I can only hope that the NZ Ministry of Foreign Affairs and Trade receives a copy of the full report by the Thai panel of experts and forwards it to Mr Carter for him to release. I, for one, will be most interested to see details of the tests performed and the results, and how the panel arrives at its conclusions.
The last official update on the investigation by the Thai Ministry of Public Health was 21 June and can be accessed here:
It now appears that the overseas test results are known (and seem inconclusive):
Thanks very much Peter.
I’m still trying to find a site with the report I can download or view.
What happened to the results of the international laboratory analyses? Just how long can this possibility take?
The New Zealand Ministry of Foreign Affairs seems to be less than impressed by the latest report from the Thai public health authority ‚Äì see last paragraph of this article in today‚Äôs Dominion Post:
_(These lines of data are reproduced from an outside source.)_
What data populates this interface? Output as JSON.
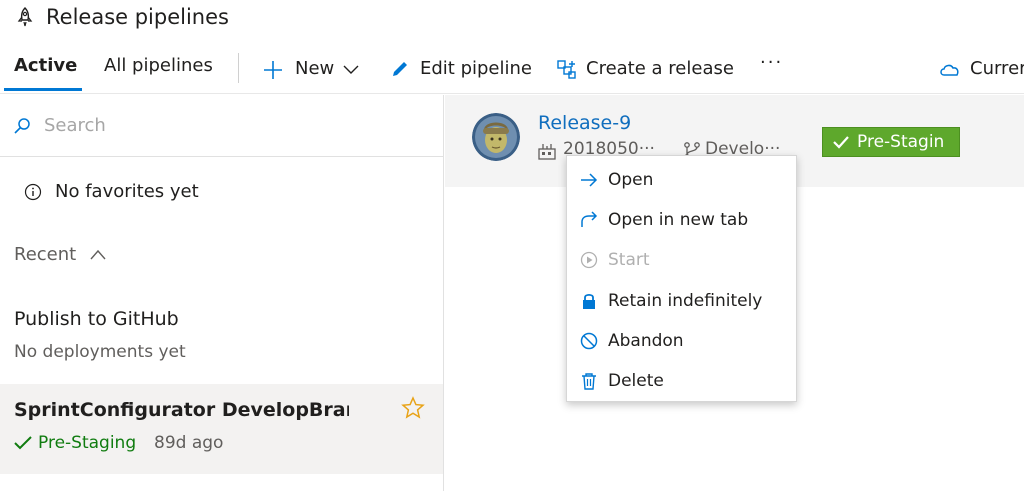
{
  "header": {
    "title": "Release pipelines",
    "icon": "rocket-icon"
  },
  "tabs": [
    {
      "label": "Active",
      "active": true
    },
    {
      "label": "All pipelines",
      "active": false
    }
  ],
  "toolbar": {
    "new_label": "New",
    "edit_label": "Edit pipeline",
    "create_label": "Create a release",
    "more_label": "···",
    "current_label": "Currer"
  },
  "search": {
    "placeholder": "Search",
    "value": ""
  },
  "favorites": {
    "empty_label": "No favorites yet"
  },
  "recent": {
    "label": "Recent"
  },
  "pipelines": [
    {
      "name": "Publish to GitHub",
      "sub": "No deployments yet"
    },
    {
      "name": "SprintConfigurator DevelopBran···",
      "status": "Pre-Staging",
      "ago": "89d ago",
      "favorite": false
    }
  ],
  "release": {
    "name": "Release-9",
    "build": "2018050···",
    "branch": "Develo···",
    "stage": "Pre-Stagin"
  },
  "context_menu": {
    "items": [
      {
        "label": "Open",
        "icon": "arrow-right-icon",
        "enabled": true
      },
      {
        "label": "Open in new tab",
        "icon": "redo-arrow-icon",
        "enabled": true
      },
      {
        "label": "Start",
        "icon": "play-circle-icon",
        "enabled": false
      },
      {
        "label": "Retain indefinitely",
        "icon": "lock-icon",
        "enabled": true
      },
      {
        "label": "Abandon",
        "icon": "block-icon",
        "enabled": true
      },
      {
        "label": "Delete",
        "icon": "trash-icon",
        "enabled": true
      }
    ]
  },
  "colors": {
    "accent": "#0078d4",
    "link": "#106ebe",
    "success": "#107c10",
    "stage_badge": "#5ea82c",
    "star": "#e8a317"
  }
}
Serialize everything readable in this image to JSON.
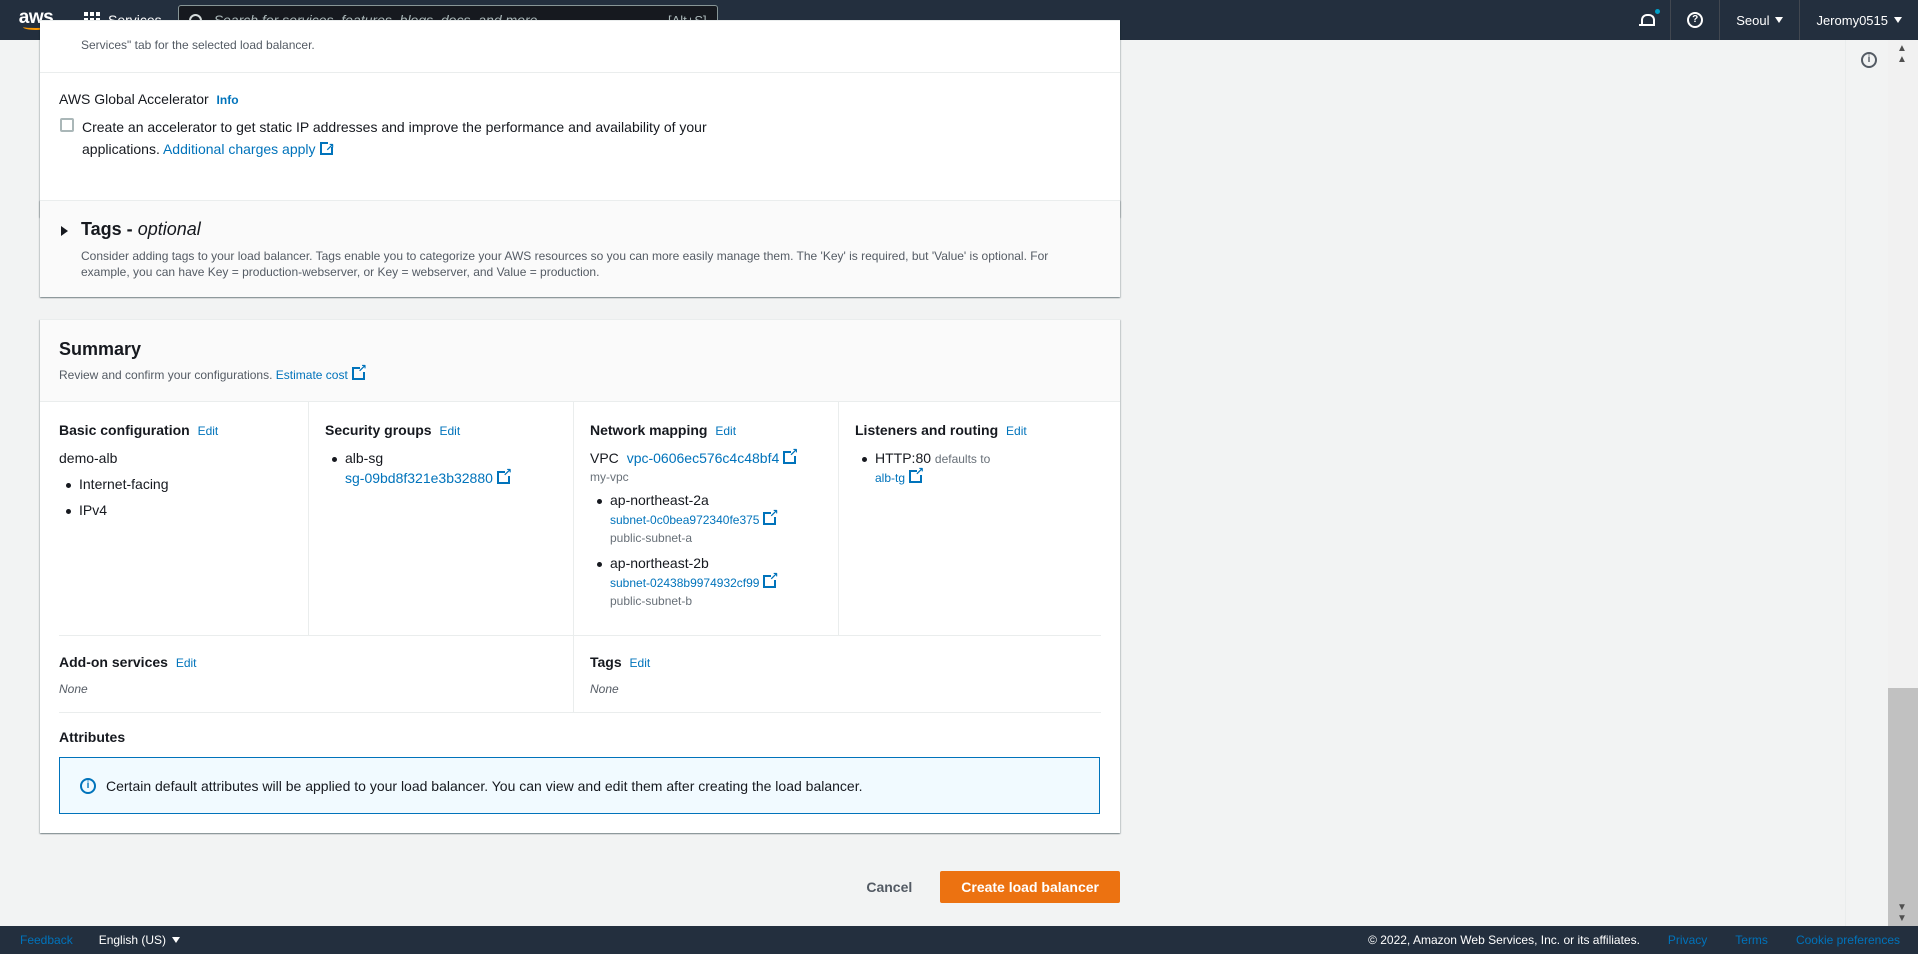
{
  "nav": {
    "logo": "aws",
    "services_label": "Services",
    "search_placeholder": "Search for services, features, blogs, docs, and more",
    "search_shortcut": "[Alt+S]",
    "region": "Seoul",
    "account": "Jeromy0515"
  },
  "panel_top": {
    "note": "Services\" tab for the selected load balancer.",
    "ga_title": "AWS Global Accelerator",
    "info": "Info",
    "ga_checkbox_text": "Create an accelerator to get static IP addresses and improve the performance and availability of your applications.",
    "ga_link": "Additional charges apply",
    "checked": false
  },
  "tags_panel": {
    "title": "Tags -",
    "title_optional": "optional",
    "description": "Consider adding tags to your load balancer. Tags enable you to categorize your AWS resources so you can more easily manage them. The 'Key' is required, but 'Value' is optional. For example, you can have Key = production-webserver, or Key = webserver, and Value = production."
  },
  "summary": {
    "title": "Summary",
    "description": "Review and confirm your configurations.",
    "estimate_link": "Estimate cost",
    "edit_label": "Edit",
    "basic": {
      "title": "Basic configuration",
      "name": "demo-alb",
      "items": [
        "Internet-facing",
        "IPv4"
      ]
    },
    "security_groups": {
      "title": "Security groups",
      "name": "alb-sg",
      "id": "sg-09bd8f321e3b32880"
    },
    "network": {
      "title": "Network mapping",
      "vpc_label": "VPC",
      "vpc_id": "vpc-0606ec576c4c48bf4",
      "vpc_name": "my-vpc",
      "zones": [
        {
          "az": "ap-northeast-2a",
          "subnet_id": "subnet-0c0bea972340fe375",
          "subnet_name": "public-subnet-a"
        },
        {
          "az": "ap-northeast-2b",
          "subnet_id": "subnet-02438b9974932cf99",
          "subnet_name": "public-subnet-b"
        }
      ]
    },
    "listeners": {
      "title": "Listeners and routing",
      "listener": "HTTP:80",
      "defaults_to": "defaults to",
      "target": "alb-tg"
    },
    "addon": {
      "title": "Add-on services",
      "value": "None"
    },
    "tags": {
      "title": "Tags",
      "value": "None"
    },
    "attributes": {
      "title": "Attributes",
      "alert": "Certain default attributes will be applied to your load balancer. You can view and edit them after creating the load balancer."
    }
  },
  "actions": {
    "cancel": "Cancel",
    "create": "Create load balancer"
  },
  "footer": {
    "feedback": "Feedback",
    "language": "English (US)",
    "copyright": "© 2022, Amazon Web Services, Inc. or its affiliates.",
    "privacy": "Privacy",
    "terms": "Terms",
    "cookies": "Cookie preferences"
  },
  "colors": {
    "nav_bg": "#232f3e",
    "link": "#0073bb",
    "primary_button": "#ec7211",
    "alert_bg": "#f1faff"
  }
}
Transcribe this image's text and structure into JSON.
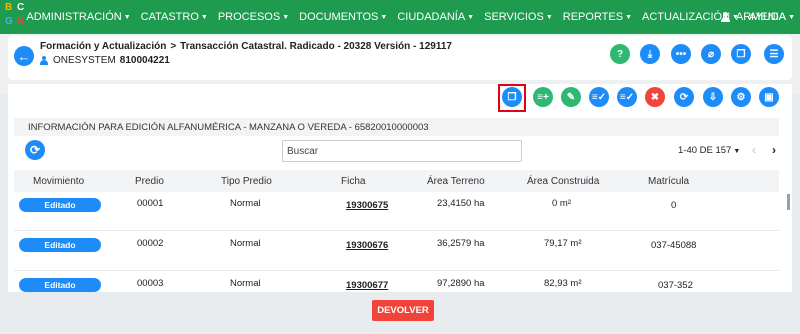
{
  "logo": {
    "letters": [
      "B",
      "C",
      "G",
      "S"
    ]
  },
  "nav": {
    "items": [
      {
        "label": "ADMINISTRACIÓN"
      },
      {
        "label": "CATASTRO"
      },
      {
        "label": "PROCESOS"
      },
      {
        "label": "DOCUMENTOS"
      },
      {
        "label": "CIUDADANÍA"
      },
      {
        "label": "SERVICIOS"
      },
      {
        "label": "REPORTES"
      },
      {
        "label": "ACTUALIZACIÓN"
      },
      {
        "label": "AYUDA"
      }
    ],
    "user": "ARMENIA"
  },
  "header": {
    "breadcrumb_1": "Formación y Actualización",
    "breadcrumb_sep": ">",
    "breadcrumb_2": "Transacción Catastral. Radicado - 20328 Versión - 129117",
    "user_name": "ONESYSTEM",
    "user_code": "810004221",
    "icons": [
      "help-icon",
      "download-icon",
      "more-icon",
      "attachment-icon",
      "copy-icon",
      "chat-icon"
    ]
  },
  "toolbar": {
    "icons": [
      {
        "name": "duplicate-icon",
        "color": "#1d8cf8",
        "highlighted": true
      },
      {
        "name": "list-add-icon",
        "color": "#2eb872"
      },
      {
        "name": "edit-document-icon",
        "color": "#2eb872"
      },
      {
        "name": "list-check-icon",
        "color": "#1d8cf8"
      },
      {
        "name": "list-edit-icon",
        "color": "#1d8cf8"
      },
      {
        "name": "delete-document-icon",
        "color": "#f0433a"
      },
      {
        "name": "sync-icon",
        "color": "#1d8cf8"
      },
      {
        "name": "import-icon",
        "color": "#1d8cf8"
      },
      {
        "name": "document-settings-icon",
        "color": "#1d8cf8"
      },
      {
        "name": "save-icon",
        "color": "#1d8cf8"
      }
    ]
  },
  "main": {
    "info_title": "INFORMACIÓN PARA EDICIÓN ALFANUMÉRICA - MANZANA O VEREDA - 65820010000003",
    "search_placeholder": "Buscar",
    "pager": "1-40 DE 157",
    "columns": [
      "Movimiento",
      "Predio",
      "Tipo Predio",
      "Ficha",
      "Área Terreno",
      "Área Construida",
      "Matrícula"
    ],
    "rows": [
      {
        "movimiento": "Editado",
        "predio": "00001",
        "tipo": "Normal",
        "ficha": "19300675",
        "area_terreno": "23,4150 ha",
        "area_construida": "0 m²",
        "matricula": "0"
      },
      {
        "movimiento": "Editado",
        "predio": "00002",
        "tipo": "Normal",
        "ficha": "19300676",
        "area_terreno": "36,2579 ha",
        "area_construida": "79,17 m²",
        "matricula": "037-45088"
      },
      {
        "movimiento": "Editado",
        "predio": "00003",
        "tipo": "Normal",
        "ficha": "19300677",
        "area_terreno": "97,2890 ha",
        "area_construida": "82,93 m²",
        "matricula": "037-352"
      }
    ],
    "action_button": "DEVOLVER"
  },
  "colors": {
    "nav_green": "#1e9b4f",
    "accent_blue": "#1d8cf8",
    "action_green": "#2eb872",
    "danger_red": "#f0433a",
    "highlight_red": "#e2001a"
  }
}
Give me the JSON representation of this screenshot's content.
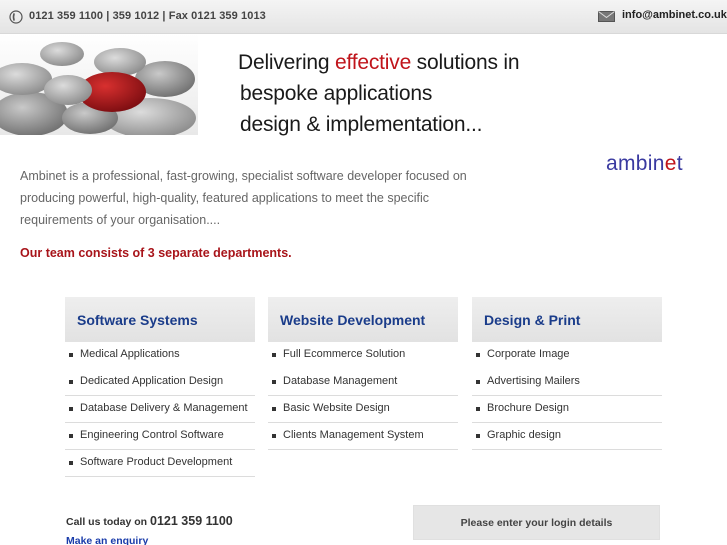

Thais deny tourists’ deaths linked
It‚Äôs hard to disagree with the view of Sarah Carter‚Äôs father that Thai officials have appeared to be more concerned with shearing up the tarnished reputation of a Chiang Mai hotel than with determining the cause of the deaths. The irony is that even the attempts to exonerate the hotel have proved to be a shambles.
I very much doubt that this latest statement by the Thai health authority will do much to reassure the families of the deceased about the possible role of chlorpyrifos poisoning.
Most of the technical reports available on the internet describe the odour of this organophosphate as ‚Äòmild‚Äô, and there are certainly low odour chlorpyrifos products on the market (eg Lorsban Advanced) which can easily be masked by air-fresheners. These are widely used in Thailand and would allow time for the inhabitants of a room to adapt to any low sulphur-like odour of chlorpyrifos. Olfactory adaptation can be very rapid.
This seems to be yet another attempt at obfuscation by the Thai investigators. Chlorpyrifos poisoning can be diagnosed from the presence of a breakdown product in urine (3,5,6-trichloro-2-pyridinol) or it can be presumed from reduced levels of cholinesterase found in fresh blood samples. The key issues are therefore whether the appropriate blood and urine samples were correctly taken and stored and, if they were, what has merged from the analyses.